(2003-2006) This is an application to request funding to continue the dissemination of the Health Science and Technology Academy (HSTA) model of biomedical and behavioral science to four counties in West Virginia where high school students are financially disadvantaged or are minorities. The HSTA programming is currently active in 23 counties. The long-term objectives of HSTA are to increase the number of underrepresented students who complete post-secondary education in the health sciences such as medicine nursing dentistry and pharmacy. Consequently the outcome is to increase the number of health care providers from the program’s targeted population that practice in medically underserved West Virginia rural communities. Methods to achieve the long-term goals include the exposure of students to challenging extended extracurricular science learning during the school year and to the institutional faculty during the summer for a real experience of extended investigations. The students will also be guided to use student-created Teacher Facilitated Club-based websites to further disseminate globally the academic enrichment materials and inquiry-based science project they carry out through this exposure.
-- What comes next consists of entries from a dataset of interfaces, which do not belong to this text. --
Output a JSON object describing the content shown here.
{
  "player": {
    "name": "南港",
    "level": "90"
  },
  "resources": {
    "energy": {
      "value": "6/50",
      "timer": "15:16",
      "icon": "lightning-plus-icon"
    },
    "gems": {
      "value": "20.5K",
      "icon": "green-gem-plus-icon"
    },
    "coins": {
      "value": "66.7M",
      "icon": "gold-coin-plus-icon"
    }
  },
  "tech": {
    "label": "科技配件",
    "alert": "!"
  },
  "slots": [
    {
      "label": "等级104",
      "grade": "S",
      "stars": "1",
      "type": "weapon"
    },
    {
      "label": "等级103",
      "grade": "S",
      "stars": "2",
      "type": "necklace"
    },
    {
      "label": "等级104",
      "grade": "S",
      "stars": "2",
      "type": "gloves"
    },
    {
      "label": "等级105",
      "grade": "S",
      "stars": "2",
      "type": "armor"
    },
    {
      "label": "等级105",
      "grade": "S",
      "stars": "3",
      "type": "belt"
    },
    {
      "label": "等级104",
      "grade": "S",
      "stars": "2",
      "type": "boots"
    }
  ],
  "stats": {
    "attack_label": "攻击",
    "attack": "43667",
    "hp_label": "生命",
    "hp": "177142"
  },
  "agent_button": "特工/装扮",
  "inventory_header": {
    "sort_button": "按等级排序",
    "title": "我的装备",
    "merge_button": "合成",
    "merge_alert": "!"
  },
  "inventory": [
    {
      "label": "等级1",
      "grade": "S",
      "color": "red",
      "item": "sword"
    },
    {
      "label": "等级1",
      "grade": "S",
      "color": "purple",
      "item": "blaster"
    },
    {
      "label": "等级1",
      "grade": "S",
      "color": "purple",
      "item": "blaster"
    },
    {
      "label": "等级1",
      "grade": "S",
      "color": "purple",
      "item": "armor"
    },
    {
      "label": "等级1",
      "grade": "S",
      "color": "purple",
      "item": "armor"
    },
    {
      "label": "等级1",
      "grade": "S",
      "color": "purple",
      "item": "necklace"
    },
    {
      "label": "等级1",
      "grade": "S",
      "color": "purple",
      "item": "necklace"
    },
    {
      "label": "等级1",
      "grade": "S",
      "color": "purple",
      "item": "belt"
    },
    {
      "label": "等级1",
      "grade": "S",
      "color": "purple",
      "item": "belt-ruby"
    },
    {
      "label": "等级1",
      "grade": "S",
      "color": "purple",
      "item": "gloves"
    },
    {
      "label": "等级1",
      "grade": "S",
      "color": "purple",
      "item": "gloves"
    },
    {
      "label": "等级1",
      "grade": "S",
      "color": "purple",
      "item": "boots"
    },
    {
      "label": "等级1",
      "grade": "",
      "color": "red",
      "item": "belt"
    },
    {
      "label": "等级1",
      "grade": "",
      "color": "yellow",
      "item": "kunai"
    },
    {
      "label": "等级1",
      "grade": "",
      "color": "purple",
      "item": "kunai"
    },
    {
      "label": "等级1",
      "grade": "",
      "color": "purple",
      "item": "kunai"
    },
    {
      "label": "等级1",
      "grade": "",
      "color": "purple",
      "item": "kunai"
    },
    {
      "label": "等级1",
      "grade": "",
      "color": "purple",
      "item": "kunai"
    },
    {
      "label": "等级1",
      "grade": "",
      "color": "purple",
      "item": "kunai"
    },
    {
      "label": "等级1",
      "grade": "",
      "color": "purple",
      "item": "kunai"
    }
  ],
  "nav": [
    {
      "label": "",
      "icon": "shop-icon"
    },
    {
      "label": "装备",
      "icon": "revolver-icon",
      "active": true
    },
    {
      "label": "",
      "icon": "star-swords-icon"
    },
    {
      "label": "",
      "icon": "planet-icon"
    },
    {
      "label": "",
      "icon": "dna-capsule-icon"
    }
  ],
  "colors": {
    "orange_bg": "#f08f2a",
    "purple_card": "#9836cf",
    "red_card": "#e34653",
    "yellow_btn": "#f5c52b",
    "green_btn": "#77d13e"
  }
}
The HSTA educational approach will impact the regular school science curriculum and the local communities through direct biomedical sciences and behavioral health sciences exposure of both teachers and students. The initiative is applauded by the West Virginia Educational Schools Department by the local Education Board and by the local community members as a program that has the potential of making a great impact on both the students’ learning and the state of WV health statistics. (2000-2003) This is an application to fund the continuance of the WVU HSTA in four counties of West Virginia. The HSTA programming that is now active in 20 counties of the state serves minority and financially disadvantaged students (grades 8-12) helping them to build self-esteem improve sciences and mathematical skills in preparations for college and choose appropriate health career majors. The long-term goal is to increase the number of underrepresented students who complete post-secondary education in the health sciences (e.g. medicine nursing dentistry and pharmacy) and remain in the state as health care providers. The investigator’s methods of achieving this long-term goal include use of inquiry-based projects emphasizing science math and computer technology with presentations by HSTA students at the Summer Institute and the Annual Spring Symposium. HSTA also provides opportunities for students to work with university scientists and health care professionals through their community HSTA clubs and during the Summer Institute. The extensive resources of the Robert C. Byrd Health Sciences Center and the HSTA organization will be used to provide teachers parents and community health professionals with increased knowledge technical resources and professional support so that they may better encourage students to consider and prepare for careers in science and related fields. (1997-2000) This is an application to fund the expansion of the WVU HSTA currently active in 11 West Virginia counties to four additional counties in West Virginia. HSTA provides academic (chiefly science and math) enrichment and orientation to health careers for minority and financially disadvantaged grade 8-12 students. The long-term objectives of HSTA are to increase the number of underrepresented students who complete post-secondary education in the health sciences and return to rural West Virginia areas as health practitioners. Methods to achieve long-term goals include the provision to students of extended science investigations that have relevance to health. Also included are shadowing of health care interns and professionals and involvement in other health-related experiences (e.g. tobacco cessation programs) leadership training and opportunities to enhance technological literacy (e.g. computer/Internet utilization). Secondary science teachers community health care professionals and other community experts and university faculty collaborate to provide HSTA programming which is delivered through extracurricular community-based science clubs and a campus-based summer institute. The pedagogy and subject matter content of the HSTA curriculum are supported by the National Research Council’s National Science Education Standards. This expansion of HSTA programming will more directly impact the regular school science curriculum to emphasize inquiry and project-based science and includes a new partnership with the WVU Institute of Occupational and Environmental Health.
Phase II of this project supports the West Virginia University Health Science and Technology Academy (HSTA) in four West Virginia counties by developing student-created teacher-facilitated websites as part of local HSTA activities. Teachers and HSTA students will use these websites to disseminate academic enrichment materials and inquiry-based science projects to non-HSTA participants statewide. HSTA programming serves minority and financially disadvantaged students (grades 8-12) helping them to build self-esteem improve science and mathematical skills in preparations for college and choose appropriate health career majors. The HSTA organization will also provide teachers parents and community health professionals with increased knowledge technical resources and professional support to better encourage students to consider and prepare for careers in science and related fields.